--- What the task requires ---
Among the entries below, find each line holding "title" and return it.

--- Exercise data ---
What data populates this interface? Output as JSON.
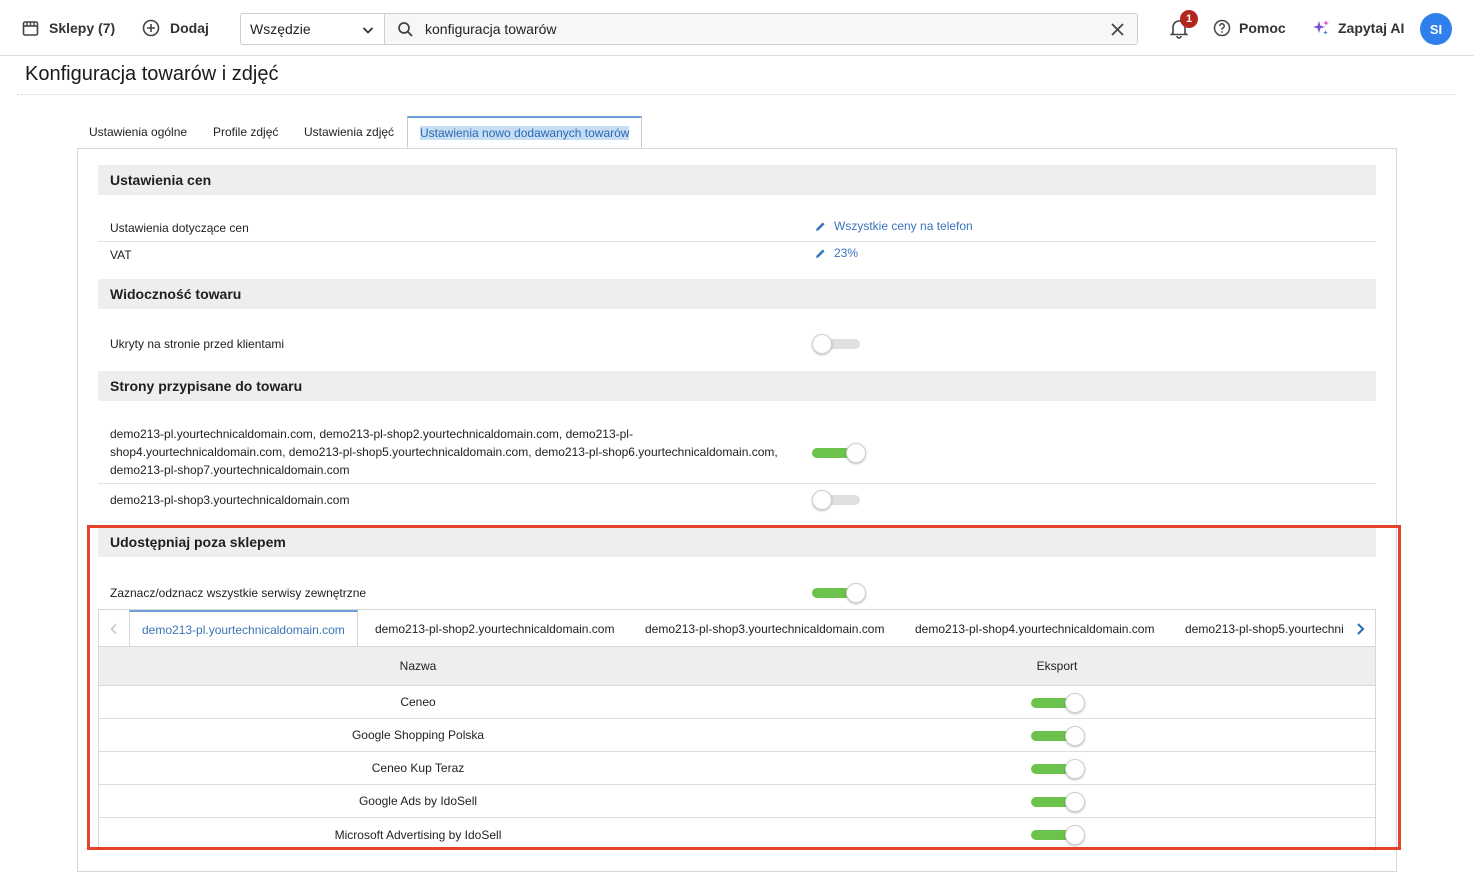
{
  "topbar": {
    "shops_label": "Sklepy (7)",
    "add_label": "Dodaj",
    "scope_select": "Wszędzie",
    "search_value": "konfiguracja towarów",
    "notifications_count": "1",
    "help_label": "Pomoc",
    "ai_label": "Zapytaj AI",
    "avatar_initials": "SI"
  },
  "page": {
    "title": "Konfiguracja towarów i zdjęć"
  },
  "tabs": [
    {
      "label": "Ustawienia ogólne",
      "active": false
    },
    {
      "label": "Profile zdjęć",
      "active": false
    },
    {
      "label": "Ustawienia zdjęć",
      "active": false
    },
    {
      "label": "Ustawienia nowo dodawanych towarów",
      "active": true
    }
  ],
  "sections": {
    "prices": {
      "title": "Ustawienia cen",
      "rows": [
        {
          "label": "Ustawienia dotyczące cen",
          "value": "Wszystkie ceny na telefon"
        },
        {
          "label": "VAT",
          "value": "23%"
        }
      ]
    },
    "visibility": {
      "title": "Widoczność towaru",
      "rows": [
        {
          "label": "Ukryty na stronie przed klientami",
          "on": false
        }
      ]
    },
    "pages": {
      "title": "Strony przypisane do towaru",
      "rows": [
        {
          "label_line1": "demo213-pl.yourtechnicaldomain.com, demo213-pl-shop2.yourtechnicaldomain.com, demo213-pl-",
          "label_line2": "shop4.yourtechnicaldomain.com, demo213-pl-shop5.yourtechnicaldomain.com, demo213-pl-shop6.yourtechnicaldomain.com,",
          "label_line3": "demo213-pl-shop7.yourtechnicaldomain.com",
          "on": true
        },
        {
          "label": "demo213-pl-shop3.yourtechnicaldomain.com",
          "on": false
        }
      ]
    },
    "share": {
      "title": "Udostępniaj poza sklepem",
      "select_all_label": "Zaznacz/odznacz wszystkie serwisy zewnętrzne",
      "select_all_on": true,
      "shop_tabs": [
        "demo213-pl.yourtechnicaldomain.com",
        "demo213-pl-shop2.yourtechnicaldomain.com",
        "demo213-pl-shop3.yourtechnicaldomain.com",
        "demo213-pl-shop4.yourtechnicaldomain.com",
        "demo213-pl-shop5.yourtechni"
      ],
      "table": {
        "headers": [
          "Nazwa",
          "Eksport"
        ],
        "rows": [
          {
            "name": "Ceneo",
            "export": true
          },
          {
            "name": "Google Shopping Polska",
            "export": true
          },
          {
            "name": "Ceneo Kup Teraz",
            "export": true
          },
          {
            "name": "Google Ads by IdoSell",
            "export": true
          },
          {
            "name": "Microsoft Advertising by IdoSell",
            "export": true
          }
        ]
      }
    }
  },
  "colors": {
    "accent": "#3a73b8",
    "toggle_on": "#6cc24a",
    "highlight": "#e5432b",
    "badge": "#b3261e"
  }
}
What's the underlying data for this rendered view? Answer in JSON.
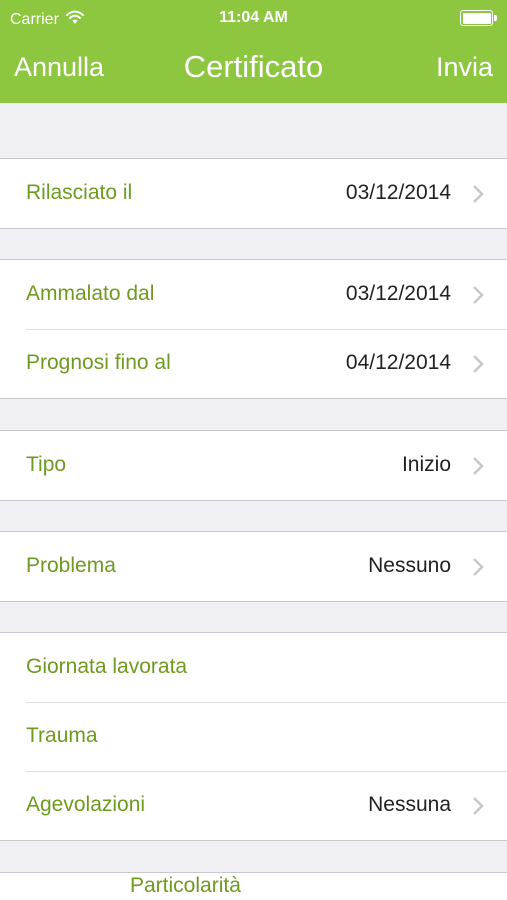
{
  "status_bar": {
    "carrier": "Carrier",
    "time": "11:04 AM"
  },
  "nav": {
    "cancel_label": "Annulla",
    "title": "Certificato",
    "send_label": "Invia"
  },
  "sections": [
    {
      "rows": [
        {
          "label": "Rilasciato il",
          "value": "03/12/2014"
        }
      ]
    },
    {
      "rows": [
        {
          "label": "Ammalato dal",
          "value": "03/12/2014"
        },
        {
          "label": "Prognosi fino al",
          "value": "04/12/2014"
        }
      ]
    },
    {
      "rows": [
        {
          "label": "Tipo",
          "value": "Inizio"
        }
      ]
    },
    {
      "rows": [
        {
          "label": "Problema",
          "value": "Nessuno"
        }
      ]
    },
    {
      "rows": [
        {
          "label": "Giornata lavorata"
        },
        {
          "label": "Trauma"
        },
        {
          "label": "Agevolazioni",
          "value": "Nessuna"
        }
      ]
    }
  ],
  "partial_row": {
    "label": "Particolarità"
  },
  "colors": {
    "accent": "#8dc63f",
    "label_green": "#6e9a1f",
    "background": "#efeff4"
  },
  "icons": {
    "wifi": "wifi-icon",
    "battery": "battery-icon",
    "chevron": "chevron-right-icon"
  }
}
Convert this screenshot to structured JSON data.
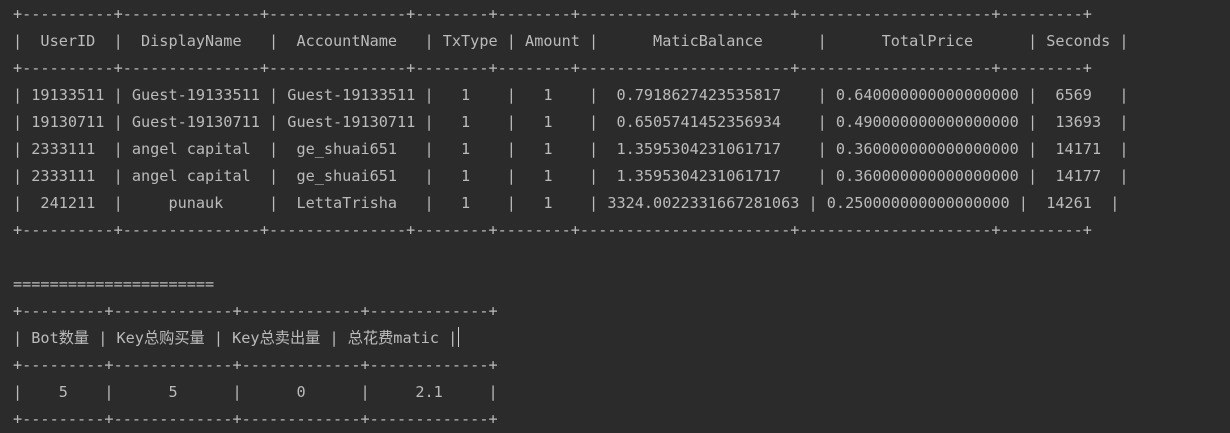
{
  "terminal": {
    "lines": [
      "+----------+---------------+---------------+--------+--------+-----------------------+---------------------+---------+",
      "|  UserID  |  DisplayName   |  AccountName   | TxType | Amount |      MaticBalance      |      TotalPrice      | Seconds |",
      "+----------+---------------+---------------+--------+--------+-----------------------+---------------------+---------+",
      "| 19133511 | Guest-19133511 | Guest-19133511 |   1    |   1    |  0.7918627423535817    | 0.640000000000000000 |  6569   |",
      "| 19130711 | Guest-19130711 | Guest-19130711 |   1    |   1    |  0.6505741452356934    | 0.490000000000000000 |  13693  |",
      "| 2333111  | angel capital  |  ge_shuai651   |   1    |   1    |  1.3595304231061717    | 0.360000000000000000 |  14171  |",
      "| 2333111  | angel capital  |  ge_shuai651   |   1    |   1    |  1.3595304231061717    | 0.360000000000000000 |  14177  |",
      "|  241211  |     punauk     |  LettaTrisha   |   1    |   1    | 3324.0022331667281063 | 0.250000000000000000 |  14261  |",
      "+----------+---------------+---------------+--------+--------+-----------------------+---------------------+---------+",
      "",
      "======================",
      "+---------+-------------+-------------+-------------+",
      "| Bot数量 | Key总购买量 | Key总卖出量 | 总花费matic |",
      "+---------+-------------+-------------+-------------+",
      "|    5    |      5      |      0      |     2.1     |",
      "+---------+-------------+-------------+-------------+"
    ]
  }
}
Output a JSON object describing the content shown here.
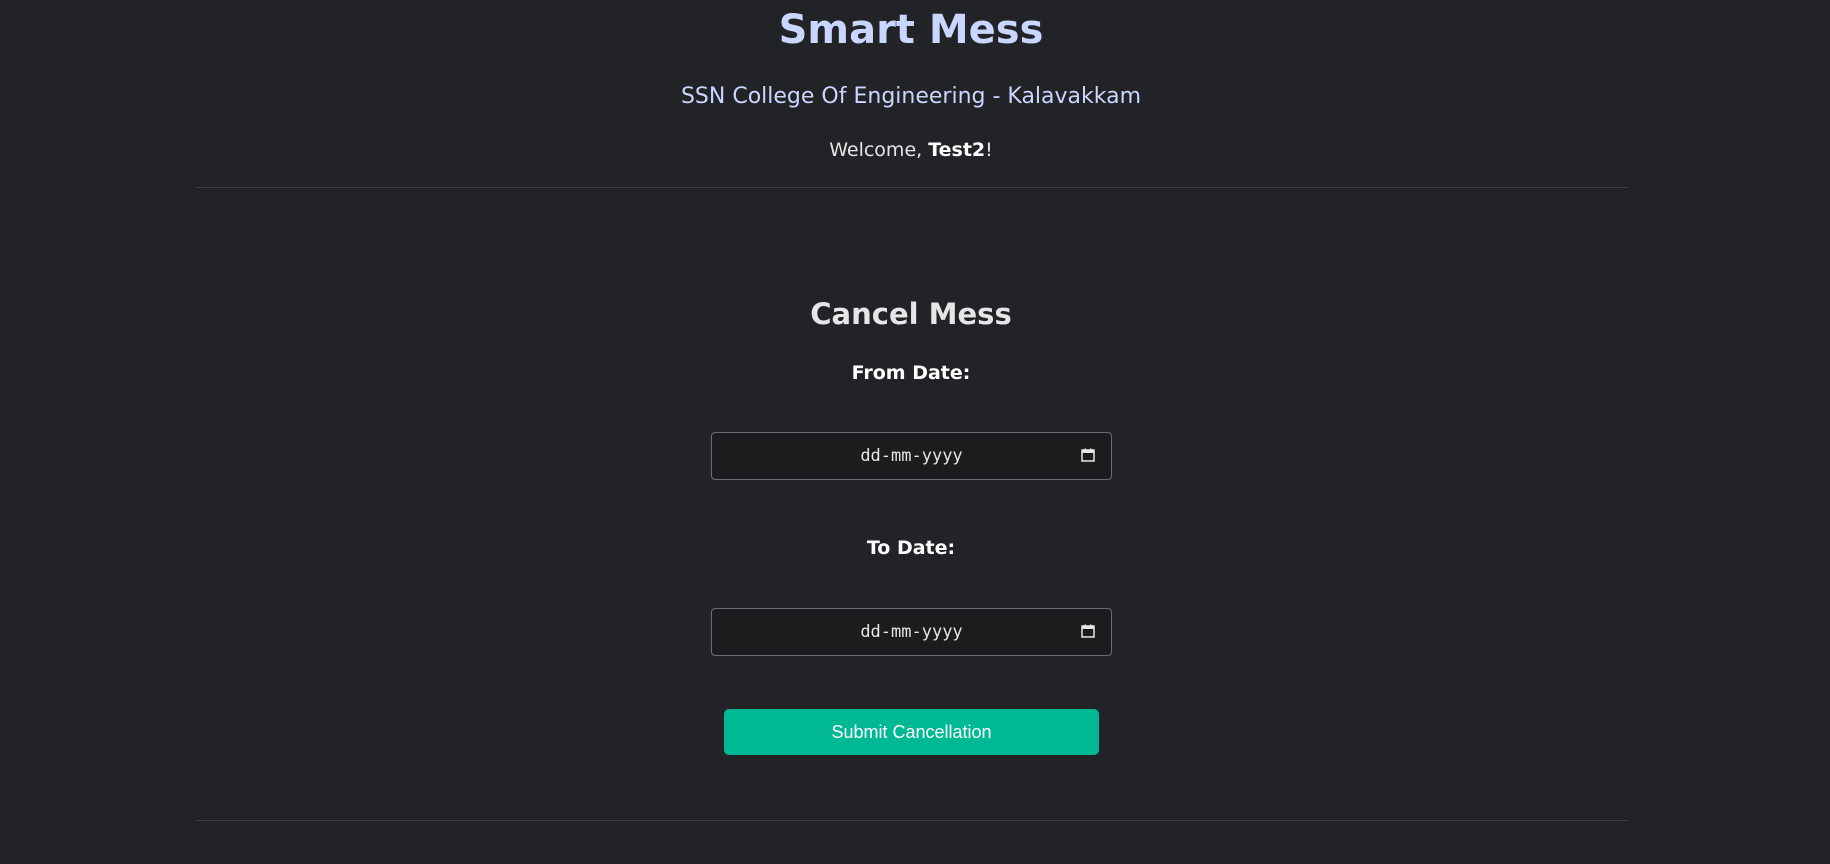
{
  "header": {
    "title": "Smart Mess",
    "college": "SSN College Of Engineering - Kalavakkam",
    "welcome_prefix": "Welcome, ",
    "username": "Test2",
    "welcome_suffix": "!"
  },
  "cancel_form": {
    "title": "Cancel Mess",
    "from_label": "From Date:",
    "from_value": "",
    "from_placeholder": "dd-mm-yyyy",
    "to_label": "To Date:",
    "to_value": "",
    "to_placeholder": "dd-mm-yyyy",
    "submit_label": "Submit Cancellation"
  },
  "icons": {
    "date_picker": "calendar-icon"
  },
  "colors": {
    "background": "#212326",
    "title": "#c9d6ff",
    "accent": "#00b894",
    "input_background": "#1b1c1e"
  }
}
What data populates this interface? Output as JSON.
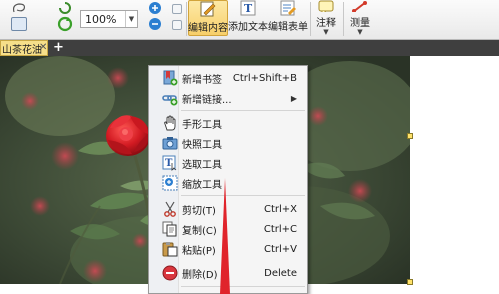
{
  "toolbar": {
    "zoom_value": "100%",
    "buttons": [
      {
        "label": "编辑内容",
        "icon": "edit-content-icon",
        "active": true
      },
      {
        "label": "添加文本",
        "icon": "add-text-icon",
        "active": false
      },
      {
        "label": "编辑表单",
        "icon": "edit-form-icon",
        "active": false
      },
      {
        "label": "注释",
        "icon": "annotation-icon",
        "active": false
      },
      {
        "label": "测量",
        "icon": "measure-icon",
        "active": false
      }
    ]
  },
  "tabs": {
    "active_label": "山茶花油"
  },
  "context_menu": {
    "items": [
      {
        "label": "新增书签",
        "shortcut": "Ctrl+Shift+B",
        "icon": "bookmark-add-icon"
      },
      {
        "label": "新增链接...",
        "shortcut": "",
        "icon": "link-add-icon",
        "submenu": true
      },
      {
        "label": "手形工具",
        "shortcut": "",
        "icon": "hand-tool-icon"
      },
      {
        "label": "快照工具",
        "shortcut": "",
        "icon": "snapshot-icon"
      },
      {
        "label": "选取工具",
        "shortcut": "",
        "icon": "select-text-icon"
      },
      {
        "label": "缩放工具",
        "shortcut": "",
        "icon": "zoom-tool-icon"
      },
      {
        "label": "剪切(T)",
        "shortcut": "Ctrl+X",
        "icon": "scissors-icon"
      },
      {
        "label": "复制(C)",
        "shortcut": "Ctrl+C",
        "icon": "copy-icon"
      },
      {
        "label": "粘贴(P)",
        "shortcut": "Ctrl+V",
        "icon": "paste-icon"
      },
      {
        "label": "删除(D)",
        "shortcut": "Delete",
        "icon": "delete-icon"
      }
    ]
  },
  "colors": {
    "active_button": "#f7cf6a",
    "tab_background": "#f6df8a",
    "tab_strip": "#3f3f3f",
    "arrow": "#e0242b",
    "flower": "#d21a22"
  }
}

--- Expected answer ---
    "title": "Konfiguracja towarów i zdjęć"
      "title": "Ustawienia cen",
      "title": "Widoczność towaru",
      "title": "Strony przypisane do towaru",
      "title": "Udostępniaj poza sklepem",
    "title": "Certificato",
    "title": "Smart Mess",
    "title": "Cancel Mess",
    "title": "#c9d6ff",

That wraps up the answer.